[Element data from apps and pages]
• • • •

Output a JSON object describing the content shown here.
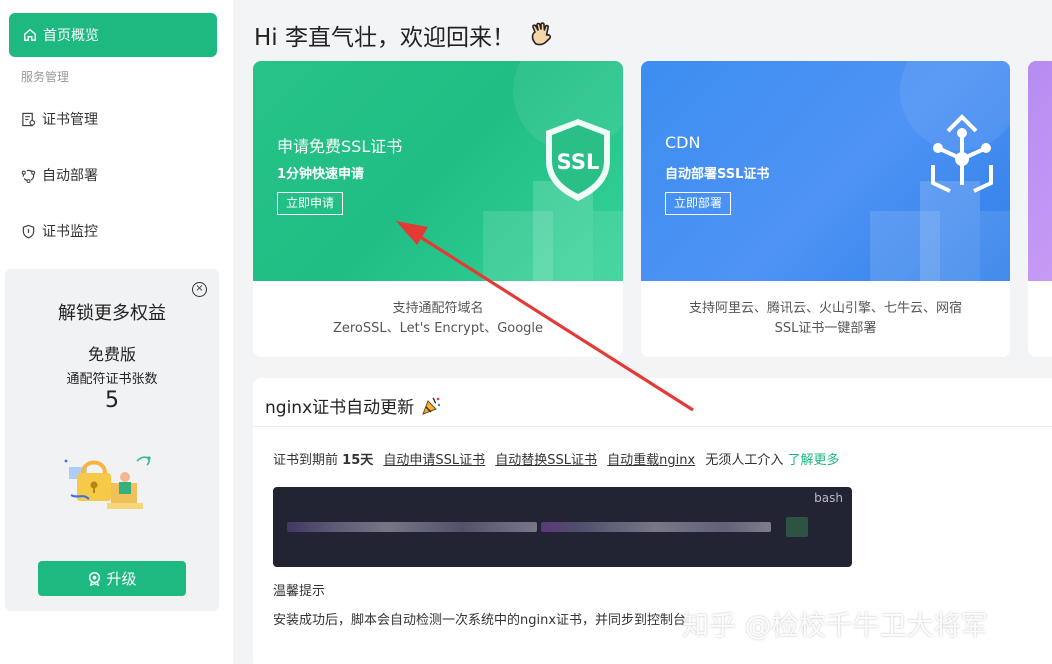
{
  "sidebar": {
    "active_item": {
      "label": "首页概览",
      "icon": "home-icon"
    },
    "group_label": "服务管理",
    "items": [
      {
        "label": "证书管理",
        "icon": "certificate-icon"
      },
      {
        "label": "自动部署",
        "icon": "deploy-icon"
      },
      {
        "label": "证书监控",
        "icon": "shield-icon"
      }
    ],
    "promo": {
      "title": "解锁更多权益",
      "plan": "免费版",
      "count_label": "通配符证书张数",
      "count": "5",
      "upgrade_label": "升级"
    }
  },
  "main": {
    "greeting": "Hi 李直气壮，欢迎回来！",
    "cards": [
      {
        "title": "申请免费SSL证书",
        "subtitle": "1分钟快速申请",
        "button": "立即申请",
        "footer_line1": "支持通配符域名",
        "footer_line2": "ZeroSSL、Let's Encrypt、Google",
        "badge": "SSL"
      },
      {
        "title": "CDN",
        "subtitle": "自动部署SSL证书",
        "button": "立即部署",
        "footer_line1": "支持阿里云、腾讯云、火山引擎、七牛云、网宿",
        "footer_line2": "SSL证书一键部署"
      }
    ],
    "panel": {
      "title": "nginx证书自动更新",
      "info_prefix": "证书到期前",
      "info_days": "15天",
      "links": [
        "自动申请SSL证书",
        "自动替换SSL证书",
        "自动重载nginx"
      ],
      "info_suffix": "无须人工介入",
      "learn_more": "了解更多",
      "code_lang": "bash",
      "tip_title": "温馨提示",
      "tip_text": "安装成功后，脚本会自动检测一次系统中的nginx证书，并同步到控制台"
    }
  },
  "watermark": "知乎 @检校千牛卫大将军",
  "colors": {
    "brand_green": "#1eb980",
    "card_blue": "#3b8ef0",
    "card_purple": "#b68cf1",
    "code_bg": "#232433",
    "arrow_red": "#e53935"
  }
}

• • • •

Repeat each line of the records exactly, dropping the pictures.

Output a JSON object describing the content shown here.
{
  "sidebar": {
    "active_item": {
      "label": "首页概览",
      "icon": "home-icon"
    },
    "group_label": "服务管理",
    "items": [
      {
        "label": "证书管理",
        "icon": "certificate-icon"
      },
      {
        "label": "自动部署",
        "icon": "deploy-icon"
      },
      {
        "label": "证书监控",
        "icon": "shield-icon"
      }
    ],
    "promo": {
      "title": "解锁更多权益",
      "plan": "免费版",
      "count_label": "通配符证书张数",
      "count": "5",
      "upgrade_label": "升级"
    }
  },
  "main": {
    "greeting": "Hi 李直气壮，欢迎回来！",
    "cards": [
      {
        "title": "申请免费SSL证书",
        "subtitle": "1分钟快速申请",
        "button": "立即申请",
        "footer_line1": "支持通配符域名",
        "footer_line2": "ZeroSSL、Let's Encrypt、Google",
        "badge": "SSL"
      },
      {
        "title": "CDN",
        "subtitle": "自动部署SSL证书",
        "button": "立即部署",
        "footer_line1": "支持阿里云、腾讯云、火山引擎、七牛云、网宿",
        "footer_line2": "SSL证书一键部署"
      }
    ],
    "panel": {
      "title": "nginx证书自动更新",
      "info_prefix": "证书到期前",
      "info_days": "15天",
      "links": [
        "自动申请SSL证书",
        "自动替换SSL证书",
        "自动重载nginx"
      ],
      "info_suffix": "无须人工介入",
      "learn_more": "了解更多",
      "code_lang": "bash",
      "tip_title": "温馨提示",
      "tip_text": "安装成功后，脚本会自动检测一次系统中的nginx证书，并同步到控制台"
    }
  },
  "watermark": "知乎 @检校千牛卫大将军",
  "colors": {
    "brand_green": "#1eb980",
    "card_blue": "#3b8ef0",
    "card_purple": "#b68cf1",
    "code_bg": "#232433",
    "arrow_red": "#e53935"
  }
}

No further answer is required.